» **Try it**: In the data below, find every line with the word "duckdb" and copy it.

Data records for software interfaces
====================
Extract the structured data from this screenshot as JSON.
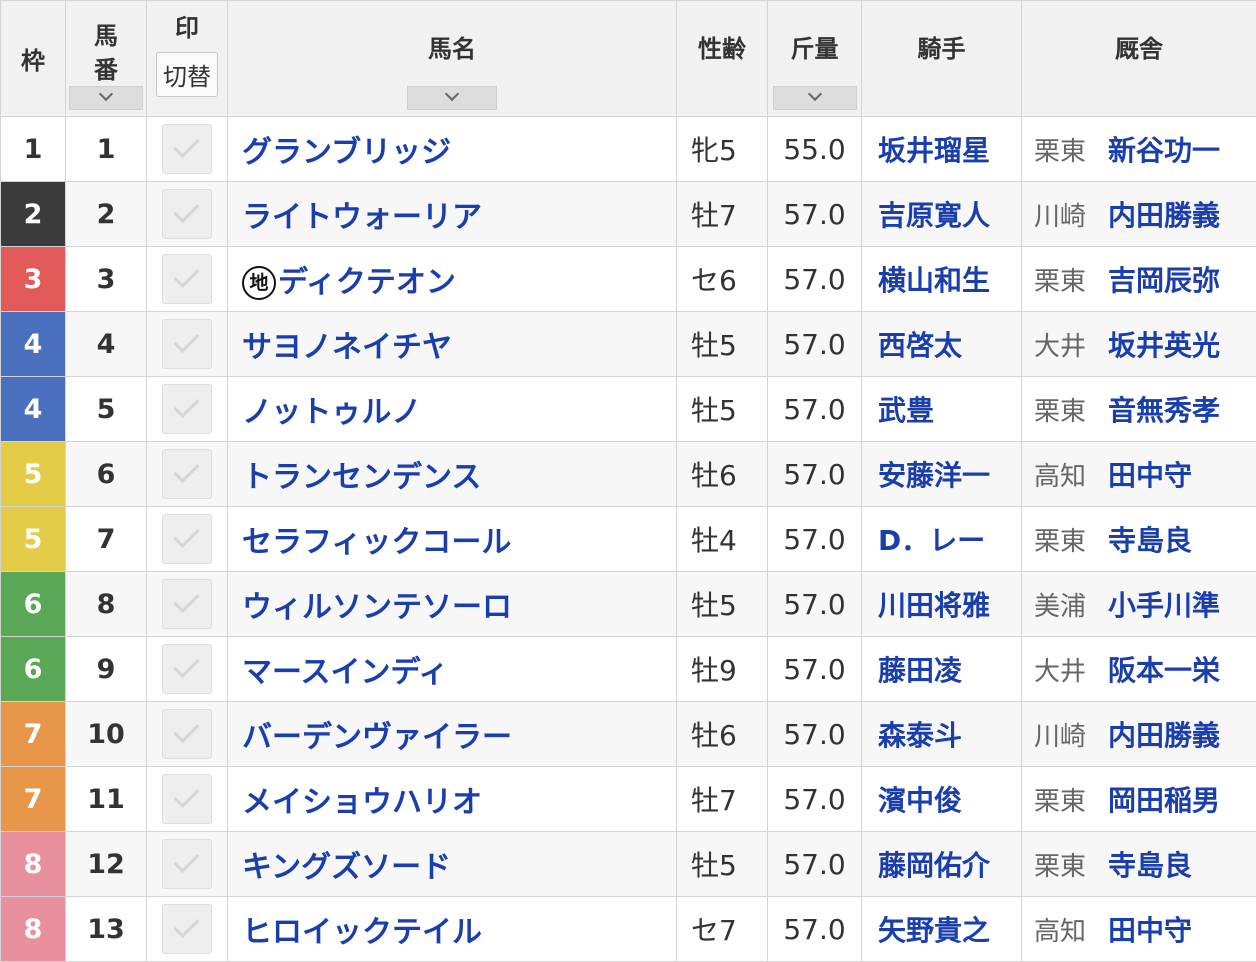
{
  "header": {
    "waku": "枠",
    "umaban_1": "馬",
    "umaban_2": "番",
    "mark": "印",
    "mark_toggle": "切替",
    "name": "馬名",
    "sexage": "性齢",
    "weight": "斤量",
    "jockey": "騎手",
    "stable": "厩舎"
  },
  "waku_colors": {
    "1": {
      "bg": "#ffffff",
      "fg": "#333333"
    },
    "2": {
      "bg": "#3b3b3b",
      "fg": "#ffffff"
    },
    "3": {
      "bg": "#e05a5a",
      "fg": "#ffffff"
    },
    "4": {
      "bg": "#4a6fbf",
      "fg": "#ffffff"
    },
    "5": {
      "bg": "#e3cc47",
      "fg": "#ffffff"
    },
    "6": {
      "bg": "#5aa855",
      "fg": "#ffffff"
    },
    "7": {
      "bg": "#e8964a",
      "fg": "#ffffff"
    },
    "8": {
      "bg": "#e8909e",
      "fg": "#ffffff"
    }
  },
  "horses": [
    {
      "waku": "1",
      "umaban": "1",
      "chi": "",
      "name": "グランブリッジ",
      "sexage": "牝5",
      "weight": "55.0",
      "jockey": "坂井瑠星",
      "region": "栗東",
      "trainer": "新谷功一"
    },
    {
      "waku": "2",
      "umaban": "2",
      "chi": "",
      "name": "ライトウォーリア",
      "sexage": "牡7",
      "weight": "57.0",
      "jockey": "吉原寛人",
      "region": "川崎",
      "trainer": "内田勝義"
    },
    {
      "waku": "3",
      "umaban": "3",
      "chi": "地",
      "name": "ディクテオン",
      "sexage": "セ6",
      "weight": "57.0",
      "jockey": "横山和生",
      "region": "栗東",
      "trainer": "吉岡辰弥"
    },
    {
      "waku": "4",
      "umaban": "4",
      "chi": "",
      "name": "サヨノネイチヤ",
      "sexage": "牡5",
      "weight": "57.0",
      "jockey": "西啓太",
      "region": "大井",
      "trainer": "坂井英光"
    },
    {
      "waku": "4",
      "umaban": "5",
      "chi": "",
      "name": "ノットゥルノ",
      "sexage": "牡5",
      "weight": "57.0",
      "jockey": "武豊",
      "region": "栗東",
      "trainer": "音無秀孝"
    },
    {
      "waku": "5",
      "umaban": "6",
      "chi": "",
      "name": "トランセンデンス",
      "sexage": "牡6",
      "weight": "57.0",
      "jockey": "安藤洋一",
      "region": "高知",
      "trainer": "田中守"
    },
    {
      "waku": "5",
      "umaban": "7",
      "chi": "",
      "name": "セラフィックコール",
      "sexage": "牡4",
      "weight": "57.0",
      "jockey": "D．レー",
      "region": "栗東",
      "trainer": "寺島良"
    },
    {
      "waku": "6",
      "umaban": "8",
      "chi": "",
      "name": "ウィルソンテソーロ",
      "sexage": "牡5",
      "weight": "57.0",
      "jockey": "川田将雅",
      "region": "美浦",
      "trainer": "小手川準"
    },
    {
      "waku": "6",
      "umaban": "9",
      "chi": "",
      "name": "マースインディ",
      "sexage": "牡9",
      "weight": "57.0",
      "jockey": "藤田凌",
      "region": "大井",
      "trainer": "阪本一栄"
    },
    {
      "waku": "7",
      "umaban": "10",
      "chi": "",
      "name": "バーデンヴァイラー",
      "sexage": "牡6",
      "weight": "57.0",
      "jockey": "森泰斗",
      "region": "川崎",
      "trainer": "内田勝義"
    },
    {
      "waku": "7",
      "umaban": "11",
      "chi": "",
      "name": "メイショウハリオ",
      "sexage": "牡7",
      "weight": "57.0",
      "jockey": "濱中俊",
      "region": "栗東",
      "trainer": "岡田稲男"
    },
    {
      "waku": "8",
      "umaban": "12",
      "chi": "",
      "name": "キングズソード",
      "sexage": "牡5",
      "weight": "57.0",
      "jockey": "藤岡佑介",
      "region": "栗東",
      "trainer": "寺島良"
    },
    {
      "waku": "8",
      "umaban": "13",
      "chi": "",
      "name": "ヒロイックテイル",
      "sexage": "セ7",
      "weight": "57.0",
      "jockey": "矢野貴之",
      "region": "高知",
      "trainer": "田中守"
    }
  ]
}
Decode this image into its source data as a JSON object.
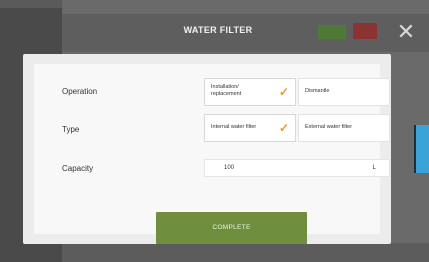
{
  "header": {
    "title": "WATER FILTER",
    "close_symbol": "✕"
  },
  "form": {
    "operation": {
      "label": "Operation",
      "options": [
        {
          "label": "Installation/ replacement",
          "selected": true
        },
        {
          "label": "Dismantle",
          "selected": false
        }
      ]
    },
    "type": {
      "label": "Type",
      "options": [
        {
          "label": "Internal water filter",
          "selected": true
        },
        {
          "label": "External water filter",
          "selected": false
        }
      ]
    },
    "capacity": {
      "label": "Capacity",
      "value": "100",
      "unit": "L"
    },
    "check_symbol": "✓"
  },
  "actions": {
    "complete_label": "COMPLETE"
  },
  "colors": {
    "accent_green": "#6f8f3e",
    "check_orange": "#e89a2a",
    "header_red": "#8b3232",
    "side_blue": "#3aa4d8"
  }
}
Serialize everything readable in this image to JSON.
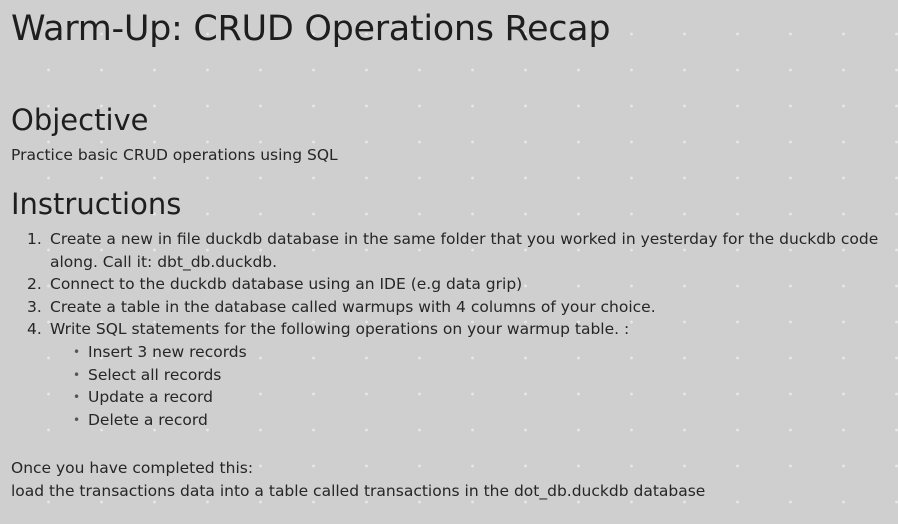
{
  "title": "Warm-Up: CRUD Operations Recap",
  "objective": {
    "heading": "Objective",
    "text": "Practice basic CRUD operations using SQL"
  },
  "instructions": {
    "heading": "Instructions",
    "steps": [
      "Create a new in file duckdb database in the same folder that you worked in yesterday for the duckdb code along. Call it:  dbt_db.duckdb.",
      "Connect to the duckdb database using an IDE (e.g data grip)",
      "Create a table in the database called warmups with 4 columns of your choice.",
      "Write SQL statements for the following operations on your warmup table. :"
    ],
    "operations": [
      "Insert 3 new records",
      "Select all records",
      "Update a record",
      "Delete a record"
    ]
  },
  "footer": {
    "line1": "Once you have completed this:",
    "line2": "load the transactions data into a table called transactions in the dot_db.duckdb database"
  }
}
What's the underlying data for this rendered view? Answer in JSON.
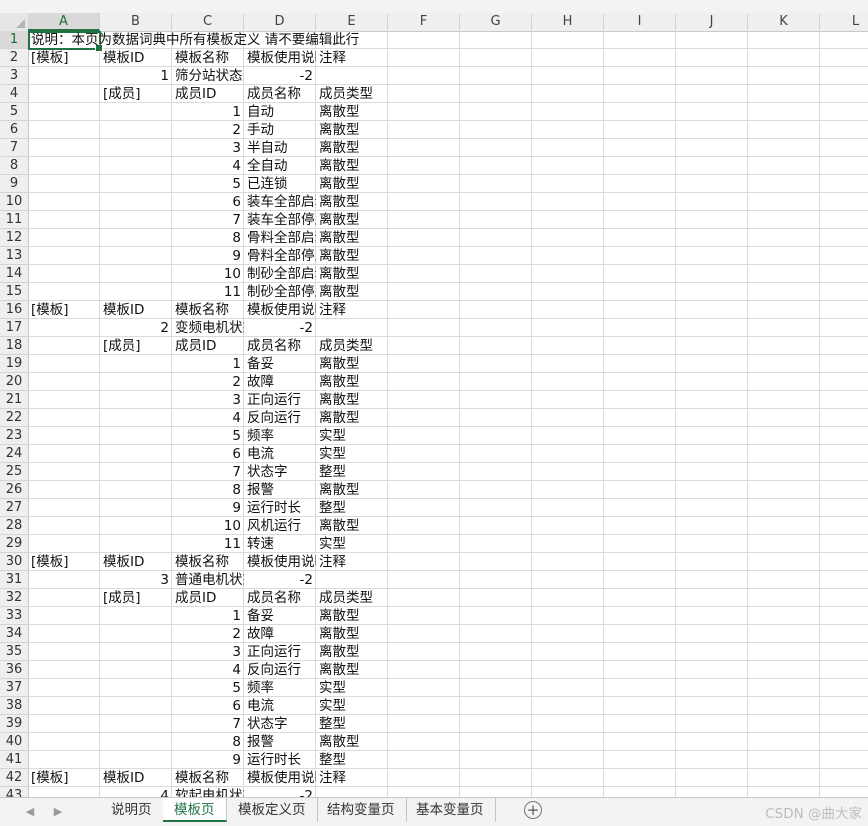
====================
» **Exercise result**:
      "Create a new in file duckdb database in the same folder that you worked in yesterday for the duckdb code along. Call it:  dbt_db.duckdb.",
      "Connect to the duckdb database using an IDE (e.g data grip)",
    "line2": "load the transactions data into a table called transactions in the dot_db.duckdb database"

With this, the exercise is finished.